The Color of Law: A Forgotten History of How Our Government Segregated America - Richard Rothstein

The Color of Law: A Forgotten History of How Our Government Segregated America

By Richard Rothstein

  • Release Date: 2017-05-02
  • Genre: Social Science
Score: 4
From 219 Ratings


New York Times Bestseller • Notable Book of the Year • Editors' Choice Selection
One of Bill Gates’ “Amazing Books” of the Year
One of Publishers Weekly’s 10 Best Books of the Year
Longlisted for the National Book Award for Nonfiction
An NPR Best Book of the Year
Winner of the Hillman Prize for Nonfiction
Gold Winner • California Book Award (Nonfiction)
Finalist • Los Angeles Times Book Prize (History)
Finalist • Brooklyn Public Library Literary Prize

This “powerful and disturbing history” exposes how American governments deliberately imposed racial segregation on metropolitan areas nationwide (New York Times Book Review). Widely heralded as a “masterful” (Washington Post) and “essential” (Slate) history of the modern American metropolis, Richard Rothstein’s The Color of Law offers “the most forceful argument ever published on how federal, state, and local governments gave rise to and reinforced neighborhood segregation” (William Julius Wilson). Exploding the myth of de facto segregation arising from private prejudice or the unintended consequences of economic forces, Rothstein describes how the American government systematically imposed residential segregation: with undisguised racial zoning; public housing that purposefully segregated previously mixed communities; subsidies for builders to create whites-only suburbs; tax exemptions for institutions that enforced segregation; and support for violent resistance to African Americans in white neighborhoods. A groundbreaking, “virtually indispensable” study that has already transformed our understanding of twentieth-century urban history (Chicago Daily Observer), The Color of Law forces us to face the obligation to remedy our unconstitutional past.


  • Must read

    By mark0196
    A well-written, compelling, account. The book is meticulously argued and supported, while not resorting to less accessible legal verbiage.
  • Government Mandated Discrimination

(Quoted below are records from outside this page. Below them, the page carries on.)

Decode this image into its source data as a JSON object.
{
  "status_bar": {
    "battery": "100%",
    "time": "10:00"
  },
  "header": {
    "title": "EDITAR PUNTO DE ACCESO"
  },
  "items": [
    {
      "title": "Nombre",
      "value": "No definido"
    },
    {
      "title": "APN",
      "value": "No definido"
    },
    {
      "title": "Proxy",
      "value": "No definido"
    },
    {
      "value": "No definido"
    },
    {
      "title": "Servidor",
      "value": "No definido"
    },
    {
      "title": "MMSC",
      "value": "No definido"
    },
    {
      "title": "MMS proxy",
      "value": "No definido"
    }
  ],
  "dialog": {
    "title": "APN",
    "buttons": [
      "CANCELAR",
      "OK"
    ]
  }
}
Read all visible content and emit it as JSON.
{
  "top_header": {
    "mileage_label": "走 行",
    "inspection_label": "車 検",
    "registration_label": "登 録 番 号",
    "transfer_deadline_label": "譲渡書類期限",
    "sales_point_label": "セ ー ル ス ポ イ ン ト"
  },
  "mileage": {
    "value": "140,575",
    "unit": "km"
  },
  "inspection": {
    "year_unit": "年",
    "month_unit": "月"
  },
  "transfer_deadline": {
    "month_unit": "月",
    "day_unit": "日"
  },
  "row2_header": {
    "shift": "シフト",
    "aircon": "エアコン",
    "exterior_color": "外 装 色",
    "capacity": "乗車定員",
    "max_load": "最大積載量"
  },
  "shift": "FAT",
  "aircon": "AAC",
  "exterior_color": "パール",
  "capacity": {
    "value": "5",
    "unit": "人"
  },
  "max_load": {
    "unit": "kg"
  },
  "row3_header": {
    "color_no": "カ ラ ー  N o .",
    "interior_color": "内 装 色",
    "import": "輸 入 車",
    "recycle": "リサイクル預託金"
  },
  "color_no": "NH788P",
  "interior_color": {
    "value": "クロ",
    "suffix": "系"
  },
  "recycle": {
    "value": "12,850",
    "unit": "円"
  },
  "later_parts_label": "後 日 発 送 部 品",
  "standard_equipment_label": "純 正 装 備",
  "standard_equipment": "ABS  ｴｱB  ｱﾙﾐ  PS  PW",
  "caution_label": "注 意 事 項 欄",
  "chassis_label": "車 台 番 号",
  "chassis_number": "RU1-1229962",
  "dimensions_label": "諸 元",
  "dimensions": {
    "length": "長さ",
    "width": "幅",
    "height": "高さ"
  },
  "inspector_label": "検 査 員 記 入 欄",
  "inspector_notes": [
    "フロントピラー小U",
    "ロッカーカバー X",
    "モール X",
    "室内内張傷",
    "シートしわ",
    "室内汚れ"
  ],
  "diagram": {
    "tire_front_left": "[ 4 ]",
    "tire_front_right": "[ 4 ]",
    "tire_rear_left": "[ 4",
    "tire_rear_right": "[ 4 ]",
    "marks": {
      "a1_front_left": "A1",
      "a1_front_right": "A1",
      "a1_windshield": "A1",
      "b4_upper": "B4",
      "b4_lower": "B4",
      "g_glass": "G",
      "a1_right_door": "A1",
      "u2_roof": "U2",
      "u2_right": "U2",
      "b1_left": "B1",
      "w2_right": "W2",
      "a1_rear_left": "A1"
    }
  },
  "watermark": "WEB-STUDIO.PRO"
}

    By Richard Bakare
    Richard Rothstein has put together a damning account of the federal, state, and private laws & policies that deepened the segregation in neighborhoods across America. Often these mandates created segregation where does none before. Even more disturbing is that many of these efforts to separate populations happened during wartime when we were supposed to be coming together as one country. Imagine how disillusioned Black veterans where when they came back from fighting for their country only to be denied home ownership. It’s no wonder then that the far right doesn’t want anyone reading books like this one. It can’t be read without the anger swelling to a level where nothing can put out the fire but complete and immediate reparations and accountability. Changes that would require some to say goodbye to unearned privileges and wealth. Rather than do that, we know they prefer to dig deeper and let the poison of racism continue to stealthily eat away at the soul of the nation. Those who argue against economic repair are also likely the beneficiaries of equity gains during a real estate value climb during the pandemic unparalleled in history. They also won’t acknowledge that those left out of those gains are the descendants of citizens discriminated against by LAW and not just sentiment. Rothstein finds a balance in the end that offers inclusive and restorative measures that can bring marginalized minority groups into their equitable positions while also desegregating neighborhoods.
  • Eye Opening

    By Dr. Strangelove!
    The Color of Law masterfully makes the case that segregation of contemporary neighborhoods is not de facto, but instead de jure, segregation attributable to the efforts of elected state and federal officials. I picked this book up to broaden my understanding on Red Lining policies and white flight, but I walked away with much more information. Mob intimidation, loan denials, pernicious public works projects, forced relocation efforts, etc. The list is innumerable in how African American communities were forcefully segregated. The lasting symptoms of this de jure state sanctioned violence are seemingly everlasting and deeply corrupting. No matter your political disposition, this is a valuable read. Richard Rothstein has strongly convinced me that some form of rectification must occur.
  • The racial wealth gap truly is the result of state action.

    By EatSleepHoop21
    This book is a masterclass in how segregation created the racial wealth (and health gap), and how these state actions are still very much affecting today. For me, my first high school was 99% African-American, and perhaps it was youth naïveté that led me to believe that’s just how it was, but no, I went to a segregated school. The effects of housing are so entrenched in the lives of Gen X and Millenials. The only way one could think otherwise is because they’ve been misinformed...This is truth to power!
  • Inaccurate

    By -Frank-
    Mostly inaccurate based on cherry picked information.
  • Interesting content, written in a boring manner.

    By Antivanilla
    The contents of the book are worth knowing about, but I had to force myself to read each chapter.